When you're doing Static Apnea you don't want to think about your time and you don't want to think about "how much air" you have left. Instead you should visualise nice things, a nice beach for example, or any peaceful surrounding. Your mind passes from one thought or visualisation to another, try not to think about bad things, just good things. Some people can let their thoughts go and think nothing, that's the best thing to do, but this isn't accomplished by thinking you're thinking nothing because if you're thinking you're thinking nothing, you're still thinking.
The mammalian dive reflex
Read these articles to understand the mammalian dive reflex better:
Unraveling the mammalian diving reflex (Part I) by Erik Seedhouse on DeeperBlue.net - Fanatical About FreeDiving, Scuba Diving, Spearfishing & Technical Diving
Unraveling the Mammalian Dive Reflex (Part II) by Erik Seedhouse on DeeperBlue.net - Fanatical About FreeDiving, Scuba Diving, Spearfishing & Technical Diving
To equalize pressure in your sinusses and ears there are some techniques (see below), to equalize your mask just blow a little air in it through your nose.
Pinch your nose and try to blow some air out through your nose, this air wil go into your sinusses and ears.
CO² is the common trigger for the urge to breathe. CO² Tables are meant to increase your tolerance to high CO² Levels, you do this by decreasing resting periods before a breath hold. The breath holds in a CO² table are usually 50% of your personal record.

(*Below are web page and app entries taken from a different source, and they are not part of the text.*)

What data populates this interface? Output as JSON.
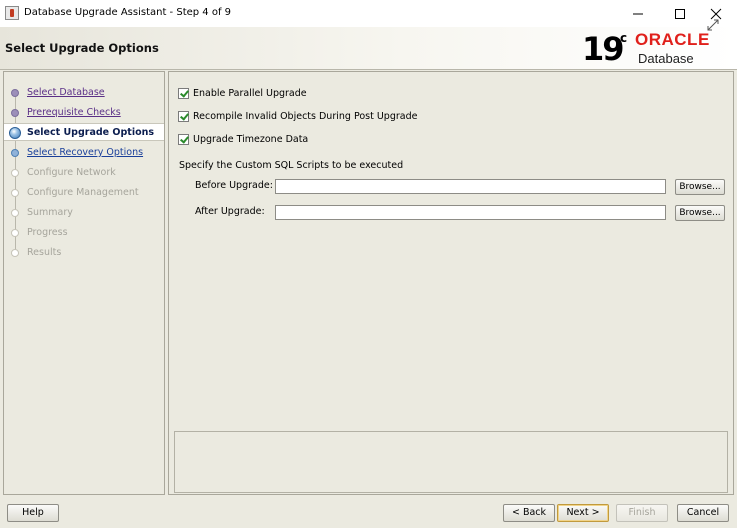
{
  "window": {
    "title": "Database Upgrade Assistant - Step 4 of 9",
    "controls": {
      "minimize_icon": "minimize-icon",
      "maximize_icon": "maximize-icon",
      "close_icon": "close-icon"
    }
  },
  "header": {
    "title": "Select Upgrade Options",
    "logo": {
      "version": "19",
      "superscript": "c",
      "brand": "ORACLE",
      "product": "Database"
    }
  },
  "nav": {
    "items": [
      {
        "label": "Select Database",
        "state": "visited"
      },
      {
        "label": "Prerequisite Checks",
        "state": "visited"
      },
      {
        "label": "Select Upgrade Options",
        "state": "current"
      },
      {
        "label": "Select Recovery Options",
        "state": "link"
      },
      {
        "label": "Configure Network",
        "state": "disabled"
      },
      {
        "label": "Configure Management",
        "state": "disabled"
      },
      {
        "label": "Summary",
        "state": "disabled"
      },
      {
        "label": "Progress",
        "state": "disabled"
      },
      {
        "label": "Results",
        "state": "disabled"
      }
    ]
  },
  "options": {
    "parallel_upgrade": {
      "label": "Enable Parallel Upgrade",
      "checked": true
    },
    "recompile": {
      "label": "Recompile Invalid Objects During Post Upgrade",
      "checked": true
    },
    "timezone": {
      "label": "Upgrade Timezone Data",
      "checked": true
    }
  },
  "scripts": {
    "section_label": "Specify the Custom SQL Scripts to be executed",
    "before": {
      "label": "Before Upgrade:",
      "value": "",
      "browse": "Browse..."
    },
    "after": {
      "label": "After Upgrade:",
      "value": "",
      "browse": "Browse..."
    }
  },
  "footer": {
    "help": "Help",
    "back": "< Back",
    "next": "Next >",
    "finish": "Finish",
    "cancel": "Cancel"
  },
  "colors": {
    "background": "#ebeae0",
    "oracle_red": "#e0201b",
    "visited_link": "#5a2f87",
    "current_step": "#0b1d4f"
  }
}
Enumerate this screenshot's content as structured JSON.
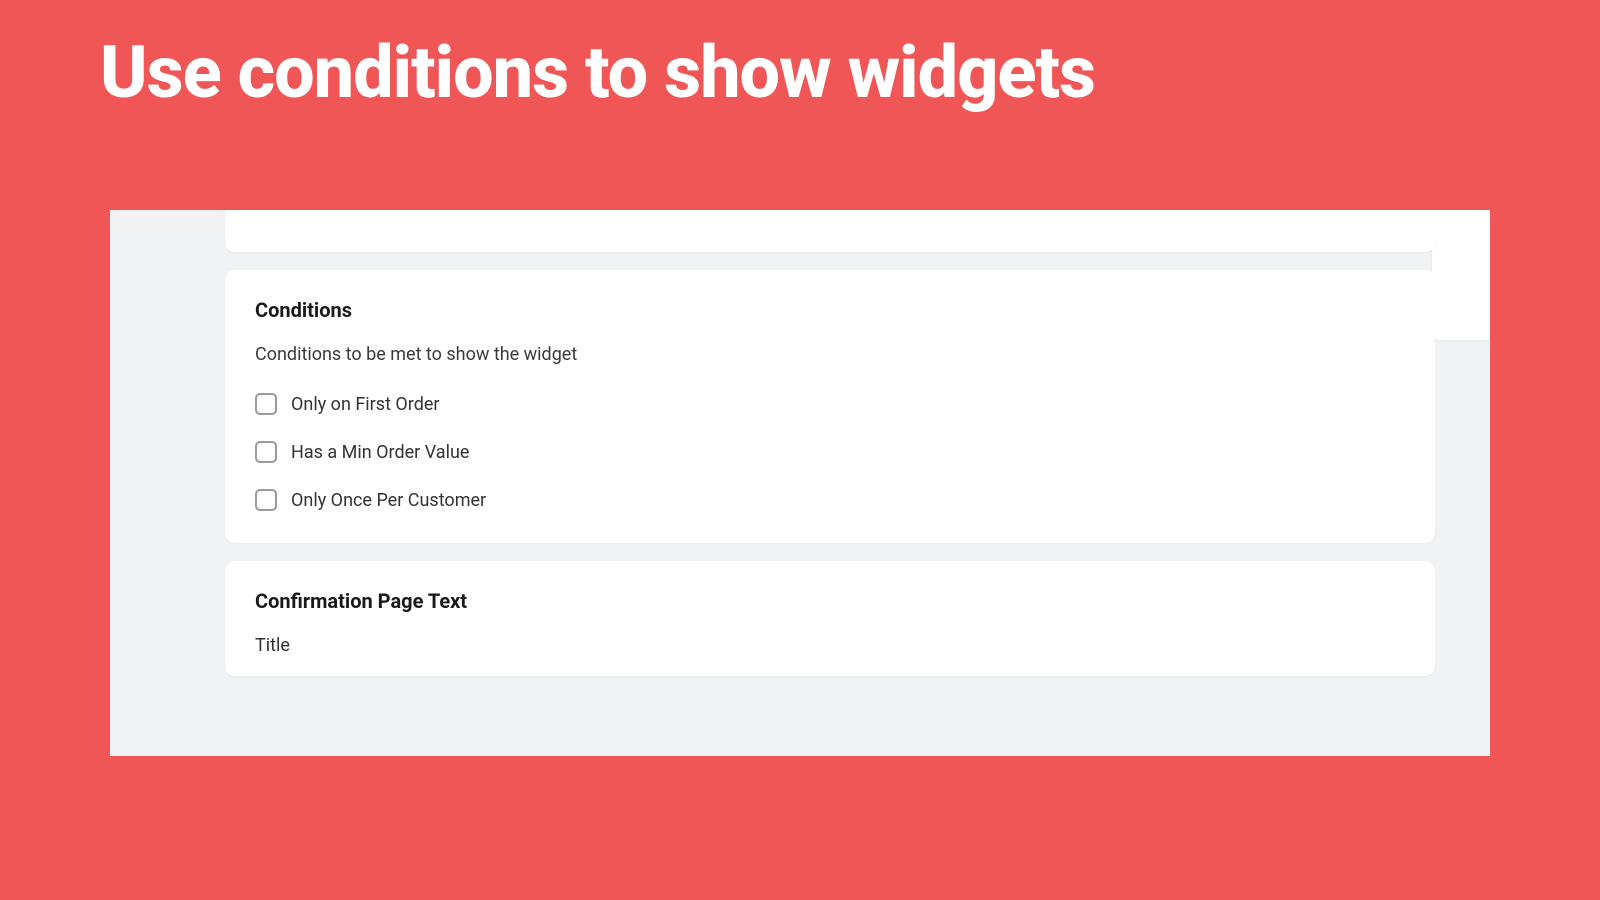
{
  "headline": "Use conditions to show widgets",
  "conditions": {
    "heading": "Conditions",
    "subtext": "Conditions to be met to show the widget",
    "options": [
      "Only on First Order",
      "Has a Min Order Value",
      "Only Once Per Customer"
    ]
  },
  "confirmation": {
    "heading": "Confirmation Page Text",
    "field_label": "Title"
  }
}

An example of a CO² Table:
1. ventilate 2:30 static 1:30
2. ventilate 2:15 static 1:30
3. ventilate 2:00 static 1:30
4. ventilate 1:45 static 1:30
5. ventilate 1:30 static 1:30
6. ventilate 1:15 static 1:30
7. ventilate 1:00 static 1:30
8. ventilate 1:00 static 1:30
total duration 25:15
O² Tables are meant to increase your tolerance to low O² Levels, you do this by increasing breath holds while keeping the resting periods the same. The last breath hold in an O² table is usually up to 80% of your personal record.
An example of an O² Table:
1.ventilate 2:00 static 1:00
2.ventilate 2:00 static 1:15
3.ventilate 2:00 static 1:30
4.ventilate 2:00 static 1:45
5.ventilate 2:00 static 2:00
6.ventilate 2:00 static 2:15
7.ventilate 2:00 static 2:30
8.ventilate 2:00 static 2:30
total duration 30:45
The CO² and O² tables can be modified to suit the divers will and feeling. I personally do these tables twice a week.
This thread is under construction, any suggestion/criticism is a welcome contribution!